* Directions for this task *
Write the full listing out again, keeping every line exactly as it is.
■ ■ ■ ■ ■
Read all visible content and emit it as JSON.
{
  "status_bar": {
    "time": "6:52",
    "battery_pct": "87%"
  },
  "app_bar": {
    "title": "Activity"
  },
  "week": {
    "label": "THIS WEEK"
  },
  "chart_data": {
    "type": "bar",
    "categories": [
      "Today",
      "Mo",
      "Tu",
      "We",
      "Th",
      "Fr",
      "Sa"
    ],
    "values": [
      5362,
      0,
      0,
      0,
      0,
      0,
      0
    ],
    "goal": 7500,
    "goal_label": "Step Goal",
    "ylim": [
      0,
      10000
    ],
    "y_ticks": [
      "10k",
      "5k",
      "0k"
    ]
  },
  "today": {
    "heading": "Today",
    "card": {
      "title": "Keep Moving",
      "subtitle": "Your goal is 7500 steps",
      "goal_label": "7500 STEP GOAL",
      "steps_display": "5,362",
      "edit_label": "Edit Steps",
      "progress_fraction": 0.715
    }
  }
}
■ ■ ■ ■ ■
* Answer section *
Read all visible content and emit it as JSON.
{
  "status_bar": {
    "time": "6:52",
    "battery_pct": "87%"
  },
  "app_bar": {
    "title": "Activity"
  },
  "week": {
    "label": "THIS WEEK"
  },
  "chart_data": {
    "type": "bar",
    "categories": [
      "Today",
      "Mo",
      "Tu",
      "We",
      "Th",
      "Fr",
      "Sa"
    ],
    "values": [
      5362,
      0,
      0,
      0,
      0,
      0,
      0
    ],
    "goal": 7500,
    "goal_label": "Step Goal",
    "ylim": [
      0,
      10000
    ],
    "y_ticks": [
      "10k",
      "5k",
      "0k"
    ]
  },
  "today": {
    "heading": "Today",
    "card": {
      "title": "Keep Moving",
      "subtitle": "Your goal is 7500 steps",
      "goal_label": "7500 STEP GOAL",
      "steps_display": "5,362",
      "edit_label": "Edit Steps",
      "progress_fraction": 0.715
    }
  }
}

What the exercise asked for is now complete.